As of January 2019, the state of Florida is deemed a ‘low risk’ Zika area, as is the state of Texas – according to the Foreign Office and the National Travel Health Network and Centre NaTHNaC.
NaTHNaC advises travellers to Florida and Texas to avoid mosquito bites, particularly between dusk and dawn, and to visit their GP if they are symptomatic upon return to the UK.
The rest of the US, as far as we are aware, is not a risk for Zika virus. Generally, though, taking steps to avoid mozzie bites is a good idea wherever you go.
What are the risks if I get the Zika virus when I’m pregnant?
The NHS reports that scientists have concluded there’s enough evidence to show that the Zika virus could trigger a birth defect called microcephaly.
This describes when babies are born with a very small head and an underdeveloped brain. Microcephaly can be deadly if the brain is so under-developed that it can’t sustain regular body functions.
Since the Zika virus outbreak in Brazil started in 2015, there have been a growing number of babies born there with microcephaly.
However, no direct link has actually yet been confirmed between Zika and microcephaly; it’s just that no other explanation for the surge in microcephaly cases has been found – and a number of Brazilian babies who have died were found to have the virus.
There are also some newer indications, documented in Brazil, that Zika infection in pregnancy may, additionally, be linked to serious eye abnormalities that could lead to blindness.
“A causal link between Zika infection and birth malformations and neurological syndromes has not yet been established,” the World Health Organisation (WHO) Director General Margaret Chan said at the time, “but is strongly suspected.
“The possible links, only recently suspected, have rapidly changed the risk profile of Zika, from a mild threat to one of alarming proportions.”
How do you get infected by the Zika virus?
You get infected with the Zika virus by the bite of the Aedes aegypti mosquito – a type of mosquito that is found in all countries in the Americas (including the United States), apart from Canada and Chile.
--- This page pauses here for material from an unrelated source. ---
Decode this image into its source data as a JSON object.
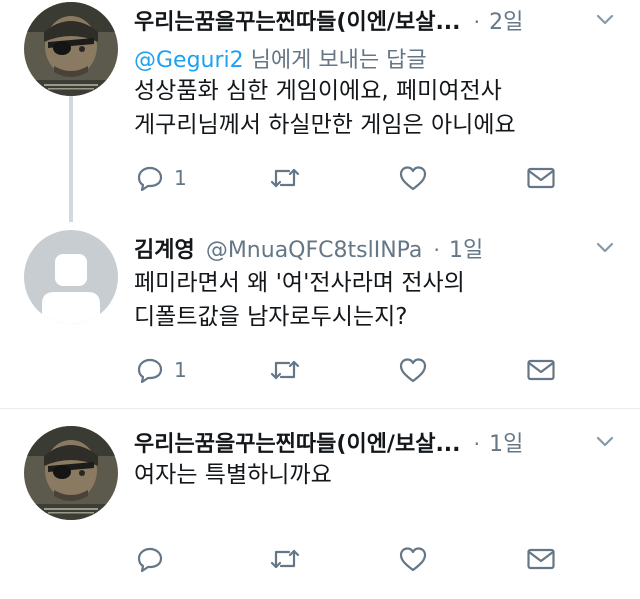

Zika is only spreading in countries that host the Aedes aegypti mosquito; it is not found in the UK.
If the Aedes aegypti mosquito that bites you has previously come into contact with the blood of an infected person it’s previously bitten, then it can transmit the virus to you.
Anyone living in a country which is host to the Aedes aegypti mosquito is at risk of catching Zika. This includes all countries in north, central and south America (with the exception of Canada and Chile).
There is also a risk that Zika will spread to countries in Asia and the Pacific which also host the Aedes aegypti mosquito.
Can I catch the infection from someone who already has it?
You cannot catch the virus just from coming into contact with an infected person but the PHE says there is a “low risk” that Zika can be transmitted sexually.
The WHO has stated that the Zika virus has been isolated in human semen, and one case of possible person-to-person sexual transmission has been noted.
While the experts look for more evidence to confirm whether or not the Zika virus can be sexually transmitted, the precautionary advice, in the meanwhile, is always to use a condom if having sex with someone who has been infected with the Zika virus less than 6 months previously or who has travelled to a country affected by the Zika virus in the past month.
“If a female partner is at risk of getting pregnant,” says the PHE, “or is already pregnant, condom use is advised for a male traveller for 28 days after this return from a Zika transmission area, [even] if he has no symptoms of fever and rash.”
And, says the PHE, if Zika infection is confirmed, “condom use is advised for 6 months following recovery”.
What are the symptoms?
Up to 80% of those infected with the Zika virus show no symptoms at all. Others have symptoms including:
- mild fever
- joint pain
Symptoms can be treated but there is no cure or vaccine for the virus itself yet.
Last updated January 2019
Images: Getty Images